Border checks could also soon include other biometric data, such as facial and eye retina scans, as the U.S. upgrades security at its ports, airports and border crossings, said P.T. Wright, the operations director for the U.S. Department of Homeland Security's US-VISIT Program.
All people from European nations and others participating in the U.S. Visa-Waiver program would have to give additional prints, as would people traveling from nations where visas are needed, he said.
Wright, who was in Brussels to explain the new system to EU officials, said a pilot project at 10 major U.S. airports would be launched in late 2007, expanding the current program that calls for taking prints of two fingers and facial photographs.
Since the two-fingerprint scans were introduced in 2004, Wright said, security and convenience for travelers has gotten better.

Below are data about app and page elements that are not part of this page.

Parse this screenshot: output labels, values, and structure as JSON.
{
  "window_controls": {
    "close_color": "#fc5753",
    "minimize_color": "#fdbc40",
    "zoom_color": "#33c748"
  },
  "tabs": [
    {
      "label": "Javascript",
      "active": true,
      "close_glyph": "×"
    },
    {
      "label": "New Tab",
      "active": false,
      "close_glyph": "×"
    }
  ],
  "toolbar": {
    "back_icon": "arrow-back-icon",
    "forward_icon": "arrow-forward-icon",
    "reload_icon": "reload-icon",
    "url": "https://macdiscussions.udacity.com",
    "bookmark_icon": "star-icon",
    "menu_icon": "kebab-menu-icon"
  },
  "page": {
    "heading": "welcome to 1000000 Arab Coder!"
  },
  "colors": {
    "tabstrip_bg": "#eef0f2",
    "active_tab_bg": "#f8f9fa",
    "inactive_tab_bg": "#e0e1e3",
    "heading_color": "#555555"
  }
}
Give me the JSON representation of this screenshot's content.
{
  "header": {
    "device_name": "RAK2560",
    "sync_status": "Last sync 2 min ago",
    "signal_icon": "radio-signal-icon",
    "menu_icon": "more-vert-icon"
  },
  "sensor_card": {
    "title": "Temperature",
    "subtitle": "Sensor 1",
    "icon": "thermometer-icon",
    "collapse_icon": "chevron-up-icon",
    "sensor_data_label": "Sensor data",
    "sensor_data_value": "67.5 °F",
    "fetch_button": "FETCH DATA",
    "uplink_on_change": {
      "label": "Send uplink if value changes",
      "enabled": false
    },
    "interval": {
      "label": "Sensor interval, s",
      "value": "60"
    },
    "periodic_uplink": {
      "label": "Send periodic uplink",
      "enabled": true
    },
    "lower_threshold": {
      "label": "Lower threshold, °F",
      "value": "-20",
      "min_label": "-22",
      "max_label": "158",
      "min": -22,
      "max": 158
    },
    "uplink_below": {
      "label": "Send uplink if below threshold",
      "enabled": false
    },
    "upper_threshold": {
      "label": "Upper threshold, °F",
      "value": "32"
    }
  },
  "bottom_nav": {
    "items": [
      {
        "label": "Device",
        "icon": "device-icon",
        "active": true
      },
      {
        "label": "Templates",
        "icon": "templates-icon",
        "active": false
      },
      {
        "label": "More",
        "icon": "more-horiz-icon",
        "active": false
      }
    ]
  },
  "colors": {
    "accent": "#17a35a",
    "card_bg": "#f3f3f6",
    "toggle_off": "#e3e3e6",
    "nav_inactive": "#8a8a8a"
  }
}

"What we have encountered in the last four years is improved security as well as greater facilitation of the traveler coming to the United States," Wright said. "It's a very quick and simple scan of the fingers."

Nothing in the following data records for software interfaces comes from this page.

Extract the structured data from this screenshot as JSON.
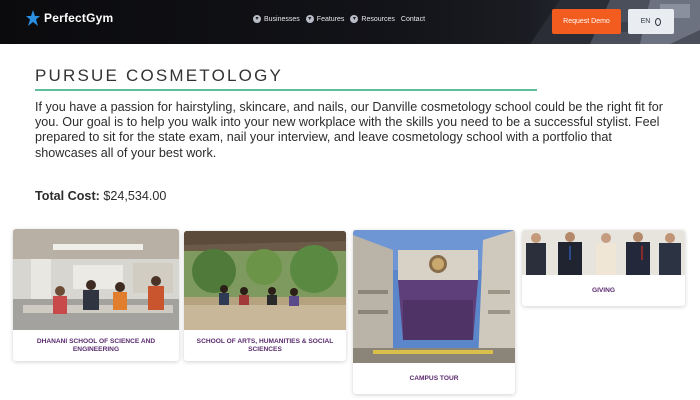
{
  "nav": {
    "logo_text": "PerfectGym",
    "links": [
      {
        "label": "Businesses",
        "icon": "chevron-down-icon"
      },
      {
        "label": "Features",
        "icon": "chevron-down-icon"
      },
      {
        "label": "Resources",
        "icon": "chevron-down-icon"
      },
      {
        "label": "Contact",
        "icon": ""
      }
    ],
    "demo_label": "Request Demo",
    "lang_label": "EN",
    "accent_color": "#f25c1f"
  },
  "main": {
    "heading": "PURSUE COSMETOLOGY",
    "body": "If you have a passion for hairstyling, skincare, and nails, our Danville cosmetology school could be the right fit for you. Our goal is to help you walk into your new workplace with the skills you need to be a successful stylist. Feel prepared to sit for the state exam, nail your interview, and leave cosmetology school with a portfolio that showcases all of your best work.",
    "cost_label": "Total Cost:",
    "cost_value": "$24,534.00",
    "rule_color": "#5fbe9a"
  },
  "cards": [
    {
      "label": "DHANANI SCHOOL OF SCIENCE AND ENGINEERING"
    },
    {
      "label": "SCHOOL OF ARTS, HUMANITIES & SOCIAL SCIENCES"
    },
    {
      "label": "CAMPUS TOUR"
    },
    {
      "label": "GIVING"
    }
  ],
  "card_label_color": "#5a2a6e"
}
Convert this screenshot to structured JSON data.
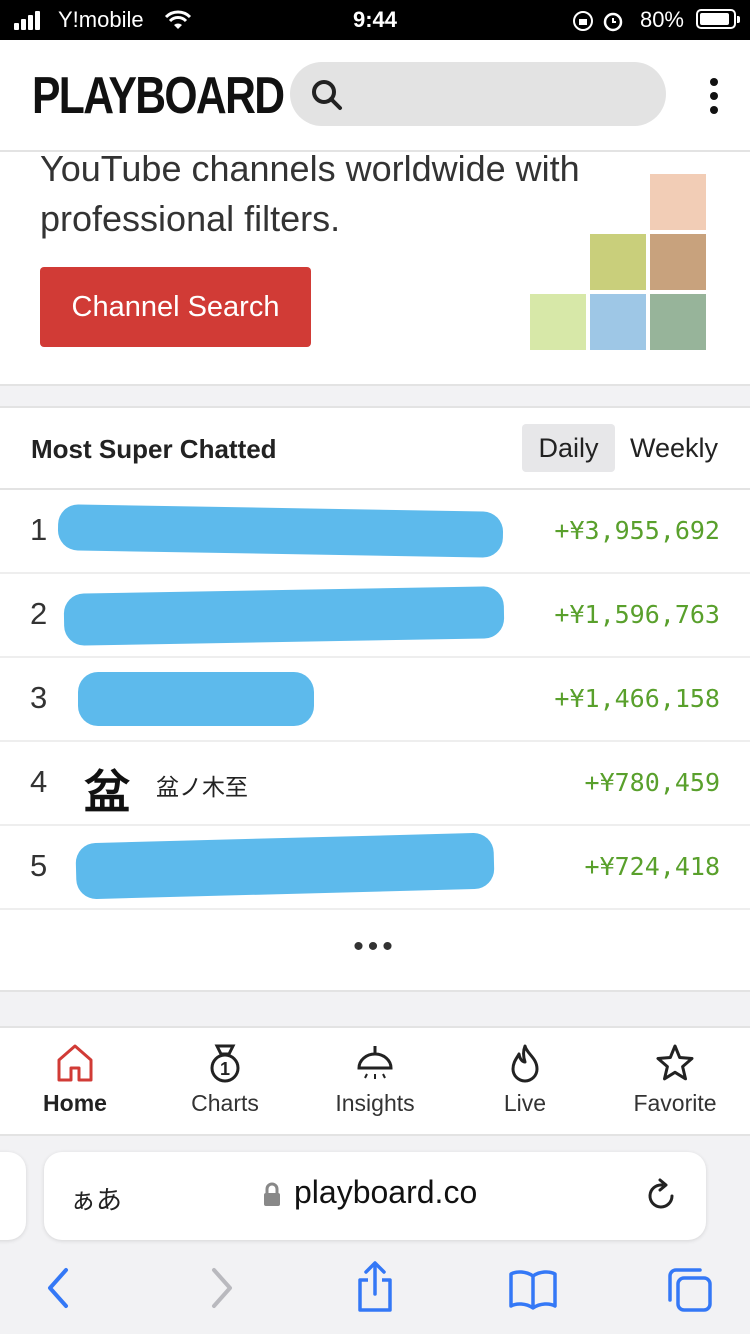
{
  "status_bar": {
    "carrier": "Y!mobile",
    "time": "9:44",
    "battery": "80%"
  },
  "header": {
    "logo": "PLAYBOARD",
    "search_placeholder": ""
  },
  "promo": {
    "description": "YouTube channels worldwide with professional filters.",
    "button_label": "Channel Search"
  },
  "chart": {
    "title": "Most Super Chatted",
    "tabs": {
      "daily": "Daily",
      "weekly": "Weekly",
      "selected": "Daily"
    },
    "rows": [
      {
        "rank": "1",
        "name": "",
        "amount": "+¥3,955,692"
      },
      {
        "rank": "2",
        "name": "",
        "amount": "+¥1,596,763"
      },
      {
        "rank": "3",
        "name": "",
        "amount": "+¥1,466,158"
      },
      {
        "rank": "4",
        "name": "盆ノ木至",
        "avatar_text": "盆",
        "amount": "+¥780,459"
      },
      {
        "rank": "5",
        "name": "",
        "amount": "+¥724,418"
      }
    ],
    "more_label": "•••"
  },
  "bottom_nav": [
    {
      "label": "Home",
      "icon": "home-icon",
      "active": true
    },
    {
      "label": "Charts",
      "icon": "medal-icon"
    },
    {
      "label": "Insights",
      "icon": "lamp-icon"
    },
    {
      "label": "Live",
      "icon": "flame-icon"
    },
    {
      "label": "Favorite",
      "icon": "star-icon"
    }
  ],
  "browser": {
    "aa_label": "ぁあ",
    "url": "playboard.co"
  },
  "colors": {
    "accent_red": "#d13b36",
    "amount_green": "#59a02c",
    "redaction_blue": "#4fb4ea",
    "ios_blue": "#3478f6"
  }
}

U.S. travel security restrictions have caused increased opposition in EU nations, amid demands from Brussels that Washington expand its visa-waiver program to include all 27 EU nations.
The current program allows citizens from most Western European countries and some other parts of the world to enter the country without visas, but excludes many of the newer EU member states.

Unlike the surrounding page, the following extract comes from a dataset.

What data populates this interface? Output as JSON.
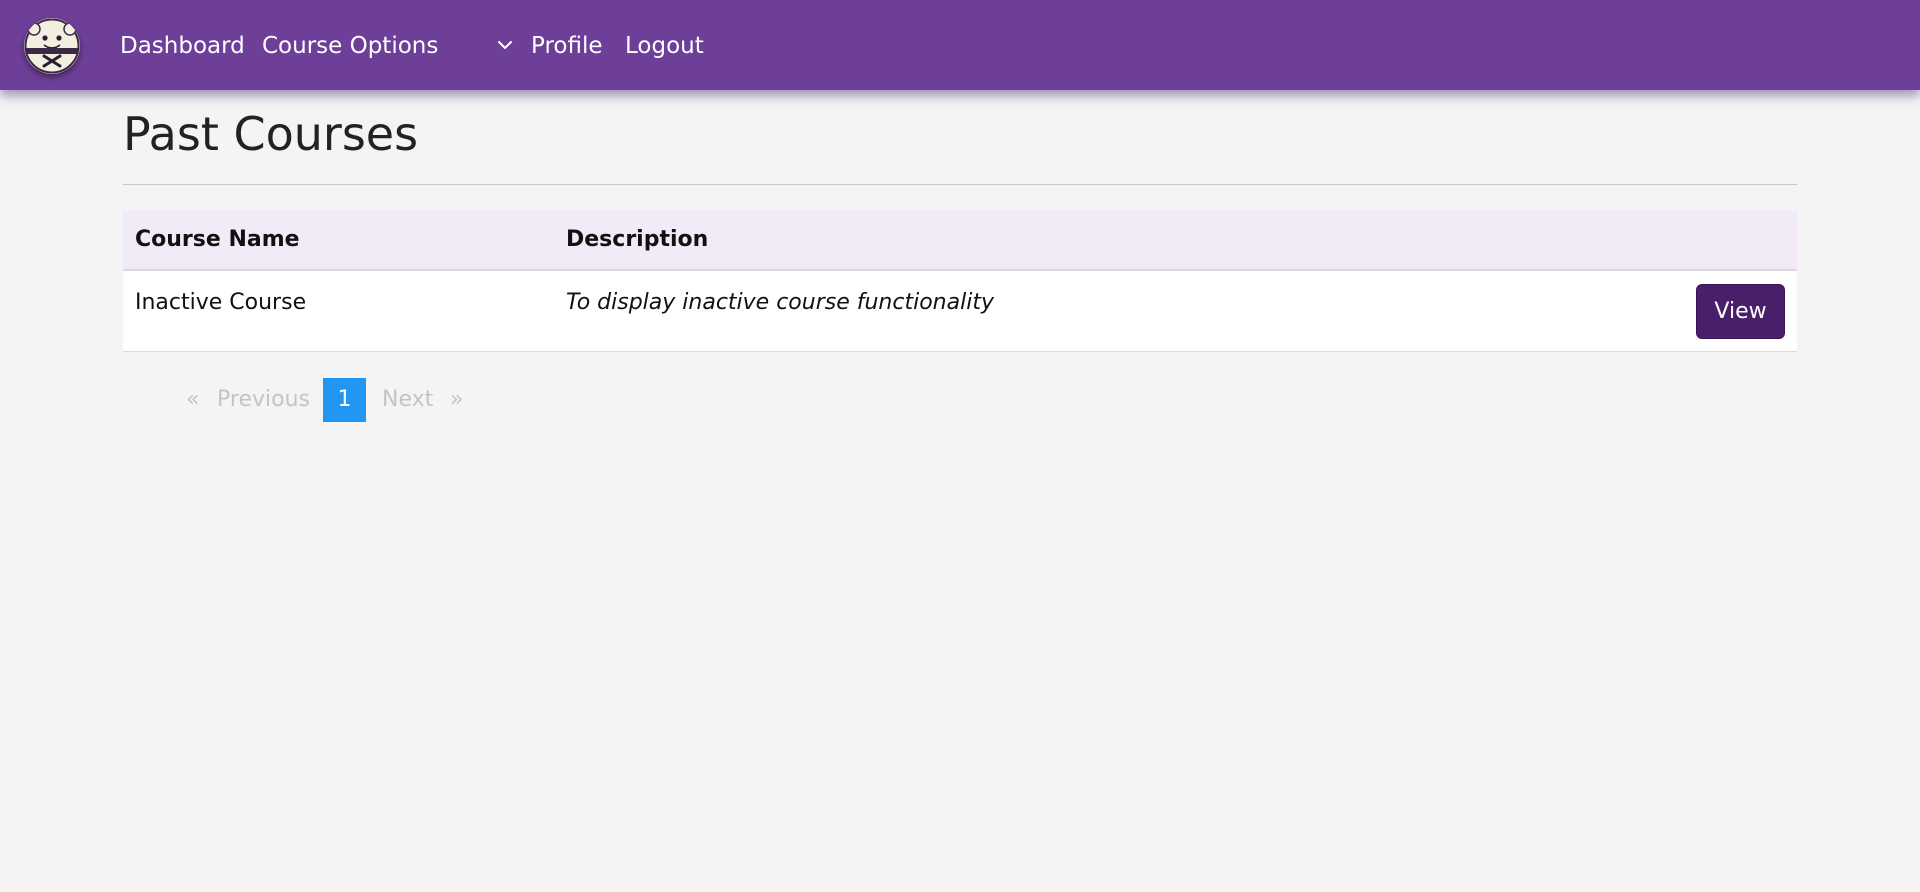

EU data protection officials also have raised concerns in the past over the U.S. system and over a similar fingerprint system being set up by EU nations. They are keen to get the best privacy guarantees for citizens.